Exercise directions = Within the following material, tally each line that contains the string "savings". Give the tally only.

Information given =
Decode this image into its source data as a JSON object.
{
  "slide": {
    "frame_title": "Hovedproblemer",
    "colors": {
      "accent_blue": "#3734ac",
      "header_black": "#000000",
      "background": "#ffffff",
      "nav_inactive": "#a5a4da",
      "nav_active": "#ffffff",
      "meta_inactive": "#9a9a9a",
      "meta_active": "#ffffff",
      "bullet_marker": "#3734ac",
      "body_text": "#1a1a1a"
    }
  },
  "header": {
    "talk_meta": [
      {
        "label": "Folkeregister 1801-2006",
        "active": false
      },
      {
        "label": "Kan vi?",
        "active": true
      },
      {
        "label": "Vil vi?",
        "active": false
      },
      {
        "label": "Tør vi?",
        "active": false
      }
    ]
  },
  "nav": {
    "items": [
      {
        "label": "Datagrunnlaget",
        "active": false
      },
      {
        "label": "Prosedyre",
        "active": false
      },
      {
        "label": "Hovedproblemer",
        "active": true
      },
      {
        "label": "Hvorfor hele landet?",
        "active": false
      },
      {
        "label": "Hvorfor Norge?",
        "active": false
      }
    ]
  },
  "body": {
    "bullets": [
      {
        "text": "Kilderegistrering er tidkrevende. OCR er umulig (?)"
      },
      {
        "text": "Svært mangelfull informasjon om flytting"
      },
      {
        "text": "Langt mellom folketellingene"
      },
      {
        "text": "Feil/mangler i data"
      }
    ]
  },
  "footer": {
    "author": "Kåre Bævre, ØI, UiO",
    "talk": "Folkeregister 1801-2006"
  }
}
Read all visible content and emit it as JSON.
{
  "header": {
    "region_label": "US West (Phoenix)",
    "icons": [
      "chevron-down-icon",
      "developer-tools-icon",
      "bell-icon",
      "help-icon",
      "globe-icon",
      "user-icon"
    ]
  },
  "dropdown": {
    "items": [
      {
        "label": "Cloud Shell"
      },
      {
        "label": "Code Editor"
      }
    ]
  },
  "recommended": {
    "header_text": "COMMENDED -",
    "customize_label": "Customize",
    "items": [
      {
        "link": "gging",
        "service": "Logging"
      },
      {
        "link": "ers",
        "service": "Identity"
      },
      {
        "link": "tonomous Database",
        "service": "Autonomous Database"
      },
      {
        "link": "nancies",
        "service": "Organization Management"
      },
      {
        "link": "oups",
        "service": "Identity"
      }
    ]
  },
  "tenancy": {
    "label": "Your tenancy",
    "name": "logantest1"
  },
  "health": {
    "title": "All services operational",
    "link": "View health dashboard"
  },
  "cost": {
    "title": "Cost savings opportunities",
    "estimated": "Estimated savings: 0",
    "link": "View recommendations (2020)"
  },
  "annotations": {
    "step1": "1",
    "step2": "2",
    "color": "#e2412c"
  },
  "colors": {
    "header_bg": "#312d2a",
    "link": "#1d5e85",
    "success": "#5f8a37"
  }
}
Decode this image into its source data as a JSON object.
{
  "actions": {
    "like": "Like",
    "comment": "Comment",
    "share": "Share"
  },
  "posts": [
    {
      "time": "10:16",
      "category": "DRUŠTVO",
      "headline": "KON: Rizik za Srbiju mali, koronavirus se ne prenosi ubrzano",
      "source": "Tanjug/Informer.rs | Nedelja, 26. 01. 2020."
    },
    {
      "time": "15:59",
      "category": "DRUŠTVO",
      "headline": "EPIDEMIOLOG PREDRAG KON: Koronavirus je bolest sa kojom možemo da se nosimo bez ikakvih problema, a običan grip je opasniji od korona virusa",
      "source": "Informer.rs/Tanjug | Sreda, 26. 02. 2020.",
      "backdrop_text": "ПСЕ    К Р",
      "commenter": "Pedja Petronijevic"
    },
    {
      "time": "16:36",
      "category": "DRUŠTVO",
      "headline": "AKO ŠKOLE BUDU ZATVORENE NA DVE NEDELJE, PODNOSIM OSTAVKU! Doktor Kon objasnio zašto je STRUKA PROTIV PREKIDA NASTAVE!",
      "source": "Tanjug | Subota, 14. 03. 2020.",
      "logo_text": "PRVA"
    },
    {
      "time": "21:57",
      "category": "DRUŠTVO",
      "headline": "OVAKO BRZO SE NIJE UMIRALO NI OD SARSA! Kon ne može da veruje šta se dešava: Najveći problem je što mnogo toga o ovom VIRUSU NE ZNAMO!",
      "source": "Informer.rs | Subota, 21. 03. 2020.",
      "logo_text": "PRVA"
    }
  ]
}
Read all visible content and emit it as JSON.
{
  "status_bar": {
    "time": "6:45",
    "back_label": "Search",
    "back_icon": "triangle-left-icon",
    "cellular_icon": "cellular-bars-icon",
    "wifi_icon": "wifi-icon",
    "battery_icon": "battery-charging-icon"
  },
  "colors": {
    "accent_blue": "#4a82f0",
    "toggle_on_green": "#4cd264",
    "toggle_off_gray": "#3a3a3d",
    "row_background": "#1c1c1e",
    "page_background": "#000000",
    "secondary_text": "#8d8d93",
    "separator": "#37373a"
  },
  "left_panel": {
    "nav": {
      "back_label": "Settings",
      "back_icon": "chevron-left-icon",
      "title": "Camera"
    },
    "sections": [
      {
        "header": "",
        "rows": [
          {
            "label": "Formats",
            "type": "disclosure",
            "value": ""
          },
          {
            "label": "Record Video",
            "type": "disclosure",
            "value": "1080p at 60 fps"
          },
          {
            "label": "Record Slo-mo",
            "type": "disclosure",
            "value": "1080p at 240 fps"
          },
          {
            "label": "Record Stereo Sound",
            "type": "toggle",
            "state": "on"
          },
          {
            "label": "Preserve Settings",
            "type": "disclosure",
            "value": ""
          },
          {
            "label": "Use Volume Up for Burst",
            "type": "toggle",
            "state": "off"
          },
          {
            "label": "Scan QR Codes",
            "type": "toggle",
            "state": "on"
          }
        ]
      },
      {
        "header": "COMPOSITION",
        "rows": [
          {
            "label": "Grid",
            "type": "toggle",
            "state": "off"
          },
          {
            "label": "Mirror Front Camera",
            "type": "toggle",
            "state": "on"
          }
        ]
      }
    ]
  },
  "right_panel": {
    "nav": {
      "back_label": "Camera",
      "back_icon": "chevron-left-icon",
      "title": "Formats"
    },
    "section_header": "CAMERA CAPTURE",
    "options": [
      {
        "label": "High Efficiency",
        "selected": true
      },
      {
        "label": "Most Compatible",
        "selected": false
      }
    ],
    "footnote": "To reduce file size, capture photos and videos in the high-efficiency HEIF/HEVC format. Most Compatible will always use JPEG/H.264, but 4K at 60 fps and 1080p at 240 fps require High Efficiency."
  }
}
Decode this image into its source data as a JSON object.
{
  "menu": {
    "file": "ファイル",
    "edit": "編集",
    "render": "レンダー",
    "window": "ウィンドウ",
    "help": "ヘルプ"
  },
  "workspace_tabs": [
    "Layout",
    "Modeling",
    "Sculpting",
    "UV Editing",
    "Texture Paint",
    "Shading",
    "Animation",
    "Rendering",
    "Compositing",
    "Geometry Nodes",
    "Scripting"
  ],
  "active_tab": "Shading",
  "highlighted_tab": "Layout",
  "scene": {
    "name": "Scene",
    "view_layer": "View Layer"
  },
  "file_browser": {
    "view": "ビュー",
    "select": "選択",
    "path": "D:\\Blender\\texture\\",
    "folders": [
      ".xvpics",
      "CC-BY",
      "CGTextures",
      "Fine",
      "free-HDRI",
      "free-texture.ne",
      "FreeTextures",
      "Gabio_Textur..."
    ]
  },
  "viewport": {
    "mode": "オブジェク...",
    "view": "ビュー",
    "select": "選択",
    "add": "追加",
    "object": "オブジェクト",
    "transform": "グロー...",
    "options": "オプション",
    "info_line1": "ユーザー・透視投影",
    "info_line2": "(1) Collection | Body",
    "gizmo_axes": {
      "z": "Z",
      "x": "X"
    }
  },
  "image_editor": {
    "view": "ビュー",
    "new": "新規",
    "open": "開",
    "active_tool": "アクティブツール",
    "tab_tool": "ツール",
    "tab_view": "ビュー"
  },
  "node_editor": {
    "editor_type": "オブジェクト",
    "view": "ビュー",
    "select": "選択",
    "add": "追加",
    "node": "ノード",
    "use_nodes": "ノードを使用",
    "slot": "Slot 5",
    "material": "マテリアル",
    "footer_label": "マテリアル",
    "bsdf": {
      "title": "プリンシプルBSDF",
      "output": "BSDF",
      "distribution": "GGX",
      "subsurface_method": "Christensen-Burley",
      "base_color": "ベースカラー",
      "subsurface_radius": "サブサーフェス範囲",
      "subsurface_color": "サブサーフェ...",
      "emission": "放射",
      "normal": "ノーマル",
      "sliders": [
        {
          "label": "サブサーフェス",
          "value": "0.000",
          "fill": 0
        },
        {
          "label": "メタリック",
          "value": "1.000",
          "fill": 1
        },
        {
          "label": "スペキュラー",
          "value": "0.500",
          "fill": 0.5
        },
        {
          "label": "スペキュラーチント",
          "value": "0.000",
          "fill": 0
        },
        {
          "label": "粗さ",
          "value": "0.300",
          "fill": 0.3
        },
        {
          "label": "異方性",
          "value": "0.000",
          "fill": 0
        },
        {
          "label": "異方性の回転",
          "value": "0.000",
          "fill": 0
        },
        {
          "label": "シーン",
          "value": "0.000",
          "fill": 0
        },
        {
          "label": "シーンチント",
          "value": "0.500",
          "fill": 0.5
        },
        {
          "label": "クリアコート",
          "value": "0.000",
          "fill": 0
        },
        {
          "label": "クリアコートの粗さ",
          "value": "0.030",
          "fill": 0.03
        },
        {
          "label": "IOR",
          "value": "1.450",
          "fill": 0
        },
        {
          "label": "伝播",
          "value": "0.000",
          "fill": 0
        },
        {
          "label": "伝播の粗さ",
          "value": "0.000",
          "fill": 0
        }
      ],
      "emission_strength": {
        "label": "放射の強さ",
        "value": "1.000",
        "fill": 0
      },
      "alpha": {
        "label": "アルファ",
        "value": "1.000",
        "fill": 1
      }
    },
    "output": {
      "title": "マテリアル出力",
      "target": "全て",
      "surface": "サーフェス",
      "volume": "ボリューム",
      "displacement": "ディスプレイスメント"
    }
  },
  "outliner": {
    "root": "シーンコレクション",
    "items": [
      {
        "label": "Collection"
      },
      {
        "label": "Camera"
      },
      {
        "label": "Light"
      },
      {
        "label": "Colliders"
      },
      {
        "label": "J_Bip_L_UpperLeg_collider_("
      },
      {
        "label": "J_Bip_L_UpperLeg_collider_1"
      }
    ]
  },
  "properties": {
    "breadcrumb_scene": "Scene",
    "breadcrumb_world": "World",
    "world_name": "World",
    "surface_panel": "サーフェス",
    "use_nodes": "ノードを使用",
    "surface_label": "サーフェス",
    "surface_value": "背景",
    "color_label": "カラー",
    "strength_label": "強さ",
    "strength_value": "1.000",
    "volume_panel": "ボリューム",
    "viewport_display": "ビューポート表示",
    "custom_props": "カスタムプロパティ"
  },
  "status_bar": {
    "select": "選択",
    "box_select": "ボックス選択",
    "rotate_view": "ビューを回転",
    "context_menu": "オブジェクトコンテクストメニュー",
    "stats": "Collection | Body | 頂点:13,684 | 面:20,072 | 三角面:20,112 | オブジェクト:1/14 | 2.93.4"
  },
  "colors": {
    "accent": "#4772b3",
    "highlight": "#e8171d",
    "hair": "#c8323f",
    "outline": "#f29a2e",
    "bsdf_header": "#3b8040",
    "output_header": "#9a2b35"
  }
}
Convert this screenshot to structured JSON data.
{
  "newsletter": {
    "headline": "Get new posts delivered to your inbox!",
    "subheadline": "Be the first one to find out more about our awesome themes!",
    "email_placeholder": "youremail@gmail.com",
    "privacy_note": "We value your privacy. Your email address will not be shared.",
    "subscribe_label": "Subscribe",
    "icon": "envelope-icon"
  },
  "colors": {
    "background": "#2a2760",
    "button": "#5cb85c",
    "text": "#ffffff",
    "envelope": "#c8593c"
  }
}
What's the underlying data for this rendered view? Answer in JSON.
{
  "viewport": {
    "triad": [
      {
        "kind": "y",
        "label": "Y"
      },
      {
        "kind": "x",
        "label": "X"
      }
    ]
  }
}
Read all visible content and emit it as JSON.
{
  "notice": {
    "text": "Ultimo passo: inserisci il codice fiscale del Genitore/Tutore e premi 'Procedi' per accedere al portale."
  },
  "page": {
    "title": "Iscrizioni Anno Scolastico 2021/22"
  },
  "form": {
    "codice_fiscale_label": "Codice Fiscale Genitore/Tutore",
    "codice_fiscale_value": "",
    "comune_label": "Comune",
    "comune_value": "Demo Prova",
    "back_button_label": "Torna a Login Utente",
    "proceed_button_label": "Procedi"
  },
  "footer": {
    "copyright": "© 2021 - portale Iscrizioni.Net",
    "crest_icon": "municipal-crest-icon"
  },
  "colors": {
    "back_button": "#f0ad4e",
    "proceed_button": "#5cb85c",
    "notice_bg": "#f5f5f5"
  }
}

Expected output = 2